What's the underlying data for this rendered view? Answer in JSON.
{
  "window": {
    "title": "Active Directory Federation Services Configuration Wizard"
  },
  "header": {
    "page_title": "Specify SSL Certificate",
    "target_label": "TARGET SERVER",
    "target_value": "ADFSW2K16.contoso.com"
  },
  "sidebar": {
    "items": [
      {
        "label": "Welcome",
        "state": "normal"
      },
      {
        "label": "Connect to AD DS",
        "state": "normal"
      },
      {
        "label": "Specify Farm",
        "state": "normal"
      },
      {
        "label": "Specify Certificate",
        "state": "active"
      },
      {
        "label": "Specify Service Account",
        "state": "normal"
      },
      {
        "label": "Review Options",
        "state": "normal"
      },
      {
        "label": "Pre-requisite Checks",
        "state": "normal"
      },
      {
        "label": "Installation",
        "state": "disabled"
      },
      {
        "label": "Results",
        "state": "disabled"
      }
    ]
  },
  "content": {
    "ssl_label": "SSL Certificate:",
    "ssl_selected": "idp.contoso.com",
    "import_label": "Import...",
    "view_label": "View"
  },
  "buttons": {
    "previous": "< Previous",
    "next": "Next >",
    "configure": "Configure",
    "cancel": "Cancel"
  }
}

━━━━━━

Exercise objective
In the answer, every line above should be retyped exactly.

Output for this task
What's the underlying data for this rendered view? Answer in JSON.
{
  "window": {
    "title": "Active Directory Federation Services Configuration Wizard"
  },
  "header": {
    "page_title": "Specify SSL Certificate",
    "target_label": "TARGET SERVER",
    "target_value": "ADFSW2K16.contoso.com"
  },
  "sidebar": {
    "items": [
      {
        "label": "Welcome",
        "state": "normal"
      },
      {
        "label": "Connect to AD DS",
        "state": "normal"
      },
      {
        "label": "Specify Farm",
        "state": "normal"
      },
      {
        "label": "Specify Certificate",
        "state": "active"
      },
      {
        "label": "Specify Service Account",
        "state": "normal"
      },
      {
        "label": "Review Options",
        "state": "normal"
      },
      {
        "label": "Pre-requisite Checks",
        "state": "normal"
      },
      {
        "label": "Installation",
        "state": "disabled"
      },
      {
        "label": "Results",
        "state": "disabled"
      }
    ]
  },
  "content": {
    "ssl_label": "SSL Certificate:",
    "ssl_selected": "idp.contoso.com",
    "import_label": "Import...",
    "view_label": "View"
  },
  "buttons": {
    "previous": "< Previous",
    "next": "Next >",
    "configure": "Configure",
    "cancel": "Cancel"
  }
}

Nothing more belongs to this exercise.